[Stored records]
=======
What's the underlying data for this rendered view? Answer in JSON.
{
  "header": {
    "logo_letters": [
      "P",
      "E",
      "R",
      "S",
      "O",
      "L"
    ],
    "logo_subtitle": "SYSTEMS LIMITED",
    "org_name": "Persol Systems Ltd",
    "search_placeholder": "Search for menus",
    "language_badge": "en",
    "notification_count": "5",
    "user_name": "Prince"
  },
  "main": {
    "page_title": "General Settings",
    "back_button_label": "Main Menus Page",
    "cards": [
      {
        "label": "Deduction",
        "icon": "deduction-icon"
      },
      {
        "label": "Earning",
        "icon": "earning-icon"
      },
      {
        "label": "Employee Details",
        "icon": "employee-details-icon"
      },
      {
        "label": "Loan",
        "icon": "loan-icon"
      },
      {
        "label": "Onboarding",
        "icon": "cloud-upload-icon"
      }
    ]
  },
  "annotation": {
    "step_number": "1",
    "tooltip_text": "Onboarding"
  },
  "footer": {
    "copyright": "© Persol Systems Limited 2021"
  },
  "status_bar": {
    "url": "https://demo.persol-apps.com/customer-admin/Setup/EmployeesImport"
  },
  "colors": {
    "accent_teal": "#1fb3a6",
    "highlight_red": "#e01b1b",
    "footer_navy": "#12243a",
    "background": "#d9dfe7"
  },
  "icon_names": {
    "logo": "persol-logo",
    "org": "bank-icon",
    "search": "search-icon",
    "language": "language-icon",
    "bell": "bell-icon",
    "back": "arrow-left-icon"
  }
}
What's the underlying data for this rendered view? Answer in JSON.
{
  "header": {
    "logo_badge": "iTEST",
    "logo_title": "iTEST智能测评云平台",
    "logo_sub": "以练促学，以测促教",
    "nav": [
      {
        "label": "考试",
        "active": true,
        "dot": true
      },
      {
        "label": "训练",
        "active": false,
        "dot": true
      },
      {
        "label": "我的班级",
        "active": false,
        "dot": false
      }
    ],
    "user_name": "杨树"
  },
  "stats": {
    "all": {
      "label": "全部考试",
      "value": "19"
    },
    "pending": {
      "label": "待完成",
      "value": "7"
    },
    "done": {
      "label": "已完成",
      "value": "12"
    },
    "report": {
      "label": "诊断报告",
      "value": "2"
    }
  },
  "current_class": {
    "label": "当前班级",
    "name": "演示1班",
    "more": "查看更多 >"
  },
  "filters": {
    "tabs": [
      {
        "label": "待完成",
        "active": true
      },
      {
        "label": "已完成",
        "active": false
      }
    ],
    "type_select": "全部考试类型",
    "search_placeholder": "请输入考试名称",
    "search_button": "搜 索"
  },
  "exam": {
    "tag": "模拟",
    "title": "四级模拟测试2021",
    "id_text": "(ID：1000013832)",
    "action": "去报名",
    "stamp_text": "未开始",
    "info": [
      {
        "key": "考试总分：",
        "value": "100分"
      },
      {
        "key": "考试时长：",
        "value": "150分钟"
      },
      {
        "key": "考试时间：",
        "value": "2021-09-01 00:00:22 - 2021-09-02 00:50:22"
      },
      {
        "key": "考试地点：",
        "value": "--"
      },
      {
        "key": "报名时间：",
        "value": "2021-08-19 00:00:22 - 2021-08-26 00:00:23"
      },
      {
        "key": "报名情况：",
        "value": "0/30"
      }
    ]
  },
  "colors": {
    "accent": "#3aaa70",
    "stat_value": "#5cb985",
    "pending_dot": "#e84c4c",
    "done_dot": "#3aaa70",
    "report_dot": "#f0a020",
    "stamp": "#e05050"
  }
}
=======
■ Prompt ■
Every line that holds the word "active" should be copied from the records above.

■ Exercise response ■
        "active": true,
        "active": false,
        "active": false,
        "active": true
        "active": false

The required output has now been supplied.